### BRIEF
Print every record exactly, omitting none.

### GIVEN RECORDS
:::::

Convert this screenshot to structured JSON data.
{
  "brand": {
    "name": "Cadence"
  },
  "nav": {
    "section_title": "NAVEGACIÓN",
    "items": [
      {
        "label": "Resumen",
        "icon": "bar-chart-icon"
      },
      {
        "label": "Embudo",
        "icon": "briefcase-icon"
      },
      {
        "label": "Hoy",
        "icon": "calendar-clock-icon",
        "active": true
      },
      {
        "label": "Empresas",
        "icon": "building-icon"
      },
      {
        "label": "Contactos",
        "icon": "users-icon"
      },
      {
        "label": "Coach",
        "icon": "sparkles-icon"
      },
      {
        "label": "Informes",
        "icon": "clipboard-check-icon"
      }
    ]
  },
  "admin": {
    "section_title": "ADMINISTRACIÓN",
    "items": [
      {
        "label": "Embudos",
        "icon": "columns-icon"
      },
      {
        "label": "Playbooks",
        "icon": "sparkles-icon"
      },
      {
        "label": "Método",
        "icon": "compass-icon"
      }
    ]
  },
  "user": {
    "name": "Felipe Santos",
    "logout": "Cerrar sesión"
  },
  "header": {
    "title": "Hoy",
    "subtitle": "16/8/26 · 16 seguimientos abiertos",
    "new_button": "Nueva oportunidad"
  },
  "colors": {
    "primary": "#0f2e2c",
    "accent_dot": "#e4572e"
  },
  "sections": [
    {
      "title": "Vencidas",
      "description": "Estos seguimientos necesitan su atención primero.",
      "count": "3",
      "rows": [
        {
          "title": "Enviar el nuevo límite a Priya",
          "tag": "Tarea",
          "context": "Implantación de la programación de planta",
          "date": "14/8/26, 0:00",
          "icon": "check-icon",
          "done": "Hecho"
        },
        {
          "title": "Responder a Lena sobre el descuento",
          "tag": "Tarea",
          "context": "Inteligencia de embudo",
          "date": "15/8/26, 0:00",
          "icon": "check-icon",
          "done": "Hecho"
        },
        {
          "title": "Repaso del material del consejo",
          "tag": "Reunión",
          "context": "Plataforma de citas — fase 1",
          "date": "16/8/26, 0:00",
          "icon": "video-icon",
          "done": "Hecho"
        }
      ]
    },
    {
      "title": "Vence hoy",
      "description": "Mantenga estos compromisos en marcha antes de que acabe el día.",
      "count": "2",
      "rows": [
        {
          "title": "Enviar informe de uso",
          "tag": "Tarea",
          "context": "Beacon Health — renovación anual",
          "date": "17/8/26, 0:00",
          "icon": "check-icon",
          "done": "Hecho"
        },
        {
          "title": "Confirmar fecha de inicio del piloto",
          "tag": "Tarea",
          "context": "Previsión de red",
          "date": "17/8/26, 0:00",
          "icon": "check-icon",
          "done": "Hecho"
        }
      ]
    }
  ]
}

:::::

### ANSWER SPACE
Convert this screenshot to structured JSON data.
{
  "brand": {
    "name": "Cadence"
  },
  "nav": {
    "section_title": "NAVEGACIÓN",
    "items": [
      {
        "label": "Resumen",
        "icon": "bar-chart-icon"
      },
      {
        "label": "Embudo",
        "icon": "briefcase-icon"
      },
      {
        "label": "Hoy",
        "icon": "calendar-clock-icon",
        "active": true
      },
      {
        "label": "Empresas",
        "icon": "building-icon"
      },
      {
        "label": "Contactos",
        "icon": "users-icon"
      },
      {
        "label": "Coach",
        "icon": "sparkles-icon"
      },
      {
        "label": "Informes",
        "icon": "clipboard-check-icon"
      }
    ]
  },
  "admin": {
    "section_title": "ADMINISTRACIÓN",
    "items": [
      {
        "label": "Embudos",
        "icon": "columns-icon"
      },
      {
        "label": "Playbooks",
        "icon": "sparkles-icon"
      },
      {
        "label": "Método",
        "icon": "compass-icon"
      }
    ]
  },
  "user": {
    "name": "Felipe Santos",
    "logout": "Cerrar sesión"
  },
  "header": {
    "title": "Hoy",
    "subtitle": "16/8/26 · 16 seguimientos abiertos",
    "new_button": "Nueva oportunidad"
  },
  "colors": {
    "primary": "#0f2e2c",
    "accent_dot": "#e4572e"
  },
  "sections": [
    {
      "title": "Vencidas",
      "description": "Estos seguimientos necesitan su atención primero.",
      "count": "3",
      "rows": [
        {
          "title": "Enviar el nuevo límite a Priya",
          "tag": "Tarea",
          "context": "Implantación de la programación de planta",
          "date": "14/8/26, 0:00",
          "icon": "check-icon",
          "done": "Hecho"
        },
        {
          "title": "Responder a Lena sobre el descuento",
          "tag": "Tarea",
          "context": "Inteligencia de embudo",
          "date": "15/8/26, 0:00",
          "icon": "check-icon",
          "done": "Hecho"
        },
        {
          "title": "Repaso del material del consejo",
          "tag": "Reunión",
          "context": "Plataforma de citas — fase 1",
          "date": "16/8/26, 0:00",
          "icon": "video-icon",
          "done": "Hecho"
        }
      ]
    },
    {
      "title": "Vence hoy",
      "description": "Mantenga estos compromisos en marcha antes de que acabe el día.",
      "count": "2",
      "rows": [
        {
          "title": "Enviar informe de uso",
          "tag": "Tarea",
          "context": "Beacon Health — renovación anual",
          "date": "17/8/26, 0:00",
          "icon": "check-icon",
          "done": "Hecho"
        },
        {
          "title": "Confirmar fecha de inicio del piloto",
          "tag": "Tarea",
          "context": "Previsión de red",
          "date": "17/8/26, 0:00",
          "icon": "check-icon",
          "done": "Hecho"
        }
      ]
    }
  ]
}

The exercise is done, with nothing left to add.